From the entries below, report how many lines contain the string "true". Only the number is wanted.
----- Records for this exercise -----
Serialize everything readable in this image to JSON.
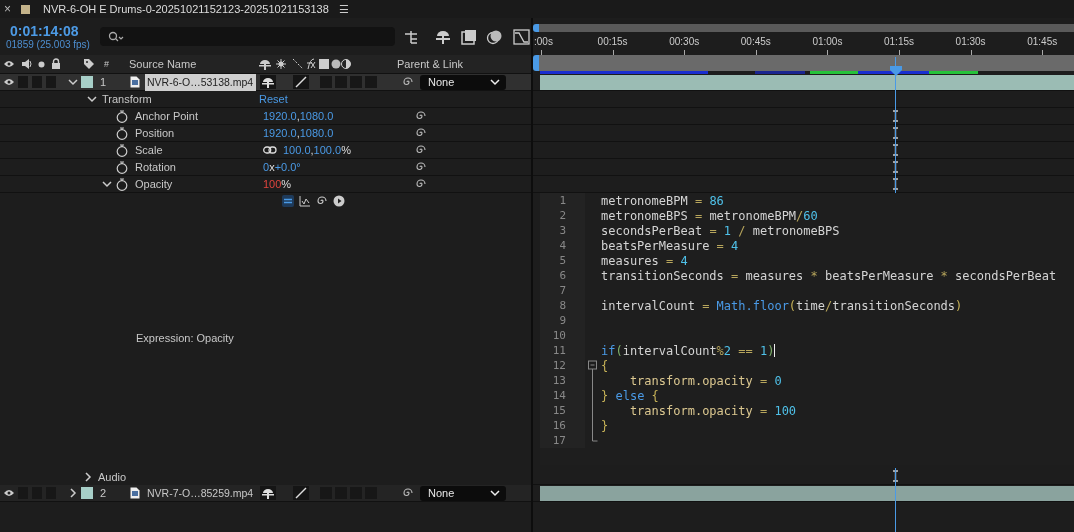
{
  "panel": {
    "close": "×",
    "title": "NVR-6-OH E Drums-0-20251021152123-20251021153138",
    "menu": "☰"
  },
  "timecode": "0:01:14:08",
  "frame_info": "01859 (25.003 fps)",
  "columns": {
    "number": "#",
    "source_name": "Source Name",
    "parent": "Parent & Link"
  },
  "ruler": [
    ":00s",
    "00:15s",
    "00:30s",
    "00:45s",
    "01:00s",
    "01:15s",
    "01:30s",
    "01:45s"
  ],
  "layers": [
    {
      "number": "1",
      "name": "NVR-6-O…53138.mp4",
      "selected": true,
      "expanded": true,
      "color": "#a7cfc8",
      "parent": "None"
    }
  ],
  "transform": {
    "label": "Transform",
    "expanded": true,
    "reset": "Reset",
    "properties": [
      {
        "name": "Anchor Point",
        "linked": false,
        "expanded": false,
        "value": [
          {
            "kind": "value",
            "text": "1920.0"
          },
          {
            "kind": "sep",
            "text": ","
          },
          {
            "kind": "value",
            "text": "1080.0"
          }
        ]
      },
      {
        "name": "Position",
        "linked": false,
        "expanded": false,
        "value": [
          {
            "kind": "value",
            "text": "1920.0"
          },
          {
            "kind": "sep",
            "text": ","
          },
          {
            "kind": "value",
            "text": "1080.0"
          }
        ]
      },
      {
        "name": "Scale",
        "linked": true,
        "expanded": false,
        "value": [
          {
            "kind": "value",
            "text": "100.0"
          },
          {
            "kind": "sep",
            "text": ","
          },
          {
            "kind": "value",
            "text": "100.0"
          },
          {
            "kind": "sep",
            "text": "%"
          }
        ]
      },
      {
        "name": "Rotation",
        "linked": false,
        "expanded": false,
        "value": [
          {
            "kind": "value",
            "text": "0"
          },
          {
            "kind": "sep",
            "text": "x"
          },
          {
            "kind": "value",
            "text": "+0.0°"
          }
        ]
      },
      {
        "name": "Opacity",
        "linked": false,
        "expanded": true,
        "value": [
          {
            "kind": "expr",
            "text": "100"
          },
          {
            "kind": "sep",
            "text": "%"
          }
        ]
      }
    ]
  },
  "expression_label": "Expression: Opacity",
  "code": [
    {
      "number": "1",
      "caret": false,
      "kind": "plain",
      "tokens": [
        {
          "kind": "ident",
          "text": "metronomeBPM"
        },
        {
          "kind": "op",
          "text": " = "
        },
        {
          "kind": "num",
          "text": "86"
        }
      ]
    },
    {
      "number": "2",
      "caret": false,
      "kind": "plain",
      "tokens": [
        {
          "kind": "ident",
          "text": "metronomeBPS"
        },
        {
          "kind": "op",
          "text": " = "
        },
        {
          "kind": "ident",
          "text": "metronomeBPM"
        },
        {
          "kind": "op",
          "text": "/"
        },
        {
          "kind": "num",
          "text": "60"
        }
      ]
    },
    {
      "number": "3",
      "caret": false,
      "kind": "plain",
      "tokens": [
        {
          "kind": "ident",
          "text": "secondsPerBeat"
        },
        {
          "kind": "op",
          "text": " = "
        },
        {
          "kind": "num",
          "text": "1"
        },
        {
          "kind": "op",
          "text": " / "
        },
        {
          "kind": "ident",
          "text": "metronomeBPS"
        }
      ]
    },
    {
      "number": "4",
      "caret": false,
      "kind": "plain",
      "tokens": [
        {
          "kind": "ident",
          "text": "beatsPerMeasure"
        },
        {
          "kind": "op",
          "text": " = "
        },
        {
          "kind": "num",
          "text": "4"
        }
      ]
    },
    {
      "number": "5",
      "caret": false,
      "kind": "plain",
      "tokens": [
        {
          "kind": "ident",
          "text": "measures"
        },
        {
          "kind": "op",
          "text": " = "
        },
        {
          "kind": "num",
          "text": "4"
        }
      ]
    },
    {
      "number": "6",
      "caret": false,
      "kind": "plain",
      "tokens": [
        {
          "kind": "ident",
          "text": "transitionSeconds"
        },
        {
          "kind": "op",
          "text": " = "
        },
        {
          "kind": "ident",
          "text": "measures"
        },
        {
          "kind": "op",
          "text": " * "
        },
        {
          "kind": "ident",
          "text": "beatsPerMeasure"
        },
        {
          "kind": "op",
          "text": " * "
        },
        {
          "kind": "ident",
          "text": "secondsPerBeat"
        }
      ]
    },
    {
      "number": "7",
      "caret": false,
      "kind": "plain"
    },
    {
      "number": "8",
      "caret": false,
      "kind": "plain",
      "tokens": [
        {
          "kind": "ident",
          "text": "intervalCount"
        },
        {
          "kind": "op",
          "text": " = "
        },
        {
          "kind": "func",
          "text": "Math.floor"
        },
        {
          "kind": "paren",
          "text": "("
        },
        {
          "kind": "ident",
          "text": "time"
        },
        {
          "kind": "op",
          "text": "/"
        },
        {
          "kind": "ident",
          "text": "transitionSeconds"
        },
        {
          "kind": "paren",
          "text": ")"
        }
      ]
    },
    {
      "number": "9",
      "caret": false,
      "kind": "plain"
    },
    {
      "number": "10",
      "caret": false,
      "kind": "plain"
    },
    {
      "number": "11",
      "caret": true,
      "kind": "plain",
      "tokens": [
        {
          "kind": "kw",
          "text": "if"
        },
        {
          "kind": "bracket",
          "text": "("
        },
        {
          "kind": "ident",
          "text": "intervalCount"
        },
        {
          "kind": "op",
          "text": "%"
        },
        {
          "kind": "num",
          "text": "2"
        },
        {
          "kind": "op",
          "text": " == "
        },
        {
          "kind": "num",
          "text": "1"
        },
        {
          "kind": "bracket",
          "text": ")"
        }
      ]
    },
    {
      "number": "12",
      "caret": false,
      "kind": "opener",
      "tokens": [
        {
          "kind": "paren",
          "text": "{"
        }
      ]
    },
    {
      "number": "13",
      "caret": false,
      "kind": "inner",
      "tokens": [
        {
          "kind": "prop",
          "text": "    transform.opacity"
        },
        {
          "kind": "op",
          "text": " = "
        },
        {
          "kind": "num",
          "text": "0"
        }
      ]
    },
    {
      "number": "14",
      "caret": false,
      "kind": "inner",
      "tokens": [
        {
          "kind": "paren",
          "text": "}"
        },
        {
          "kind": "kw",
          "text": " else"
        },
        {
          "kind": "paren",
          "text": " {"
        }
      ]
    },
    {
      "number": "15",
      "caret": false,
      "kind": "inner",
      "tokens": [
        {
          "kind": "prop",
          "text": "    transform.opacity"
        },
        {
          "kind": "op",
          "text": " = "
        },
        {
          "kind": "num",
          "text": "100"
        }
      ]
    },
    {
      "number": "16",
      "caret": false,
      "kind": "inner",
      "tokens": [
        {
          "kind": "paren",
          "text": "}"
        }
      ]
    },
    {
      "number": "17",
      "caret": false,
      "kind": "closer"
    }
  ],
  "audio": {
    "label": "Audio",
    "expanded": false
  },
  "layers_after": [
    {
      "number": "2",
      "name": "NVR-7-O…85259.mp4",
      "selected": false,
      "expanded": false,
      "color": "#a7cfc8",
      "parent": "None"
    }
  ]
}
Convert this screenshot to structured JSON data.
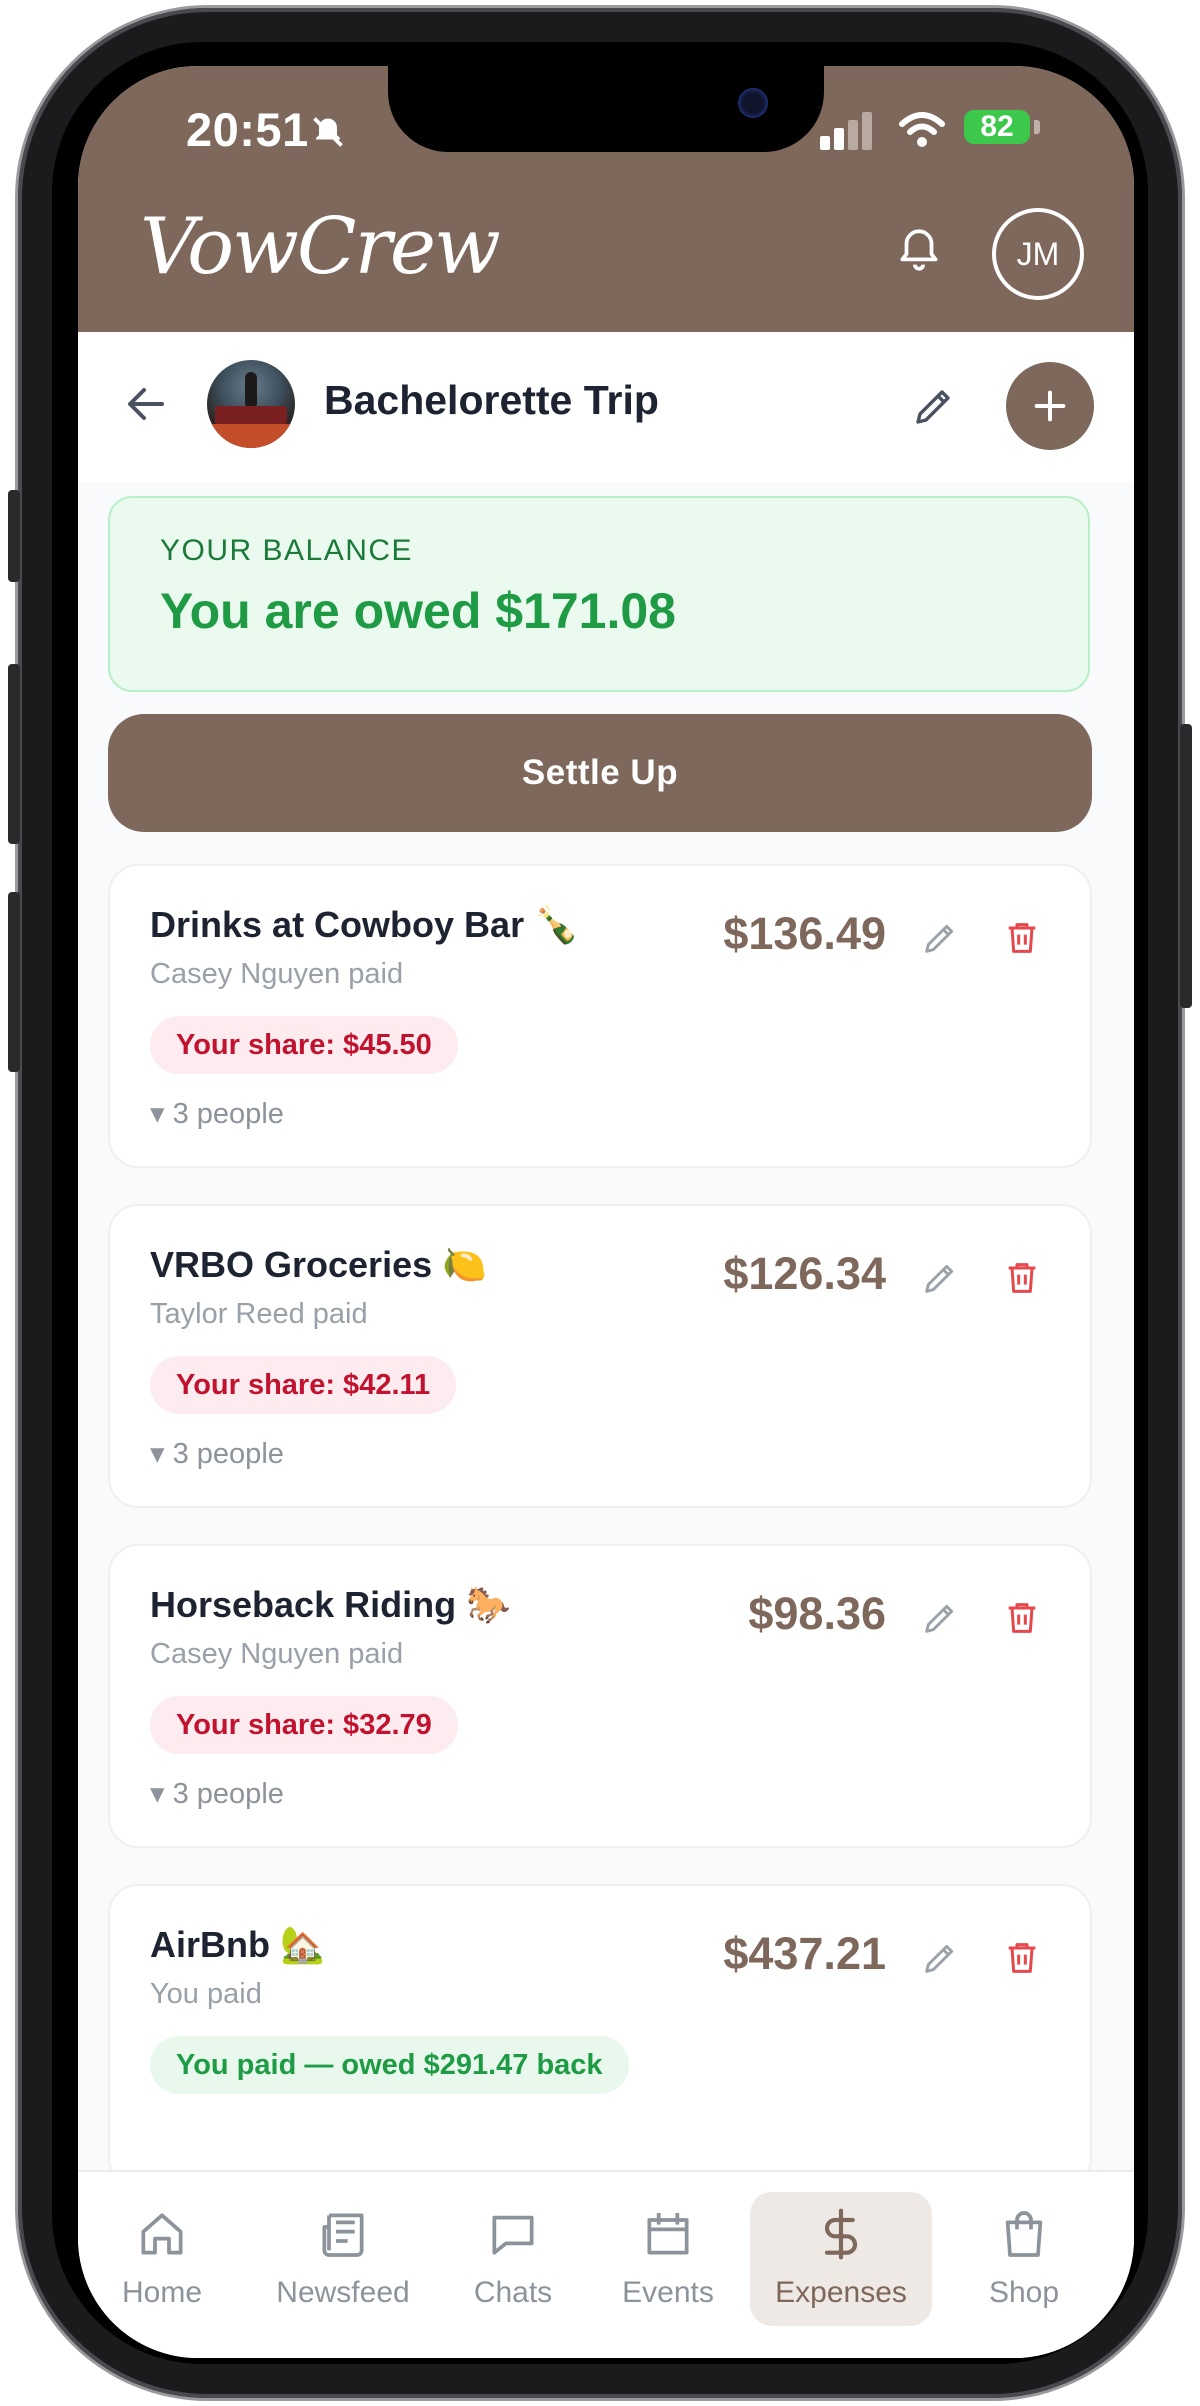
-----
Output for this task =
6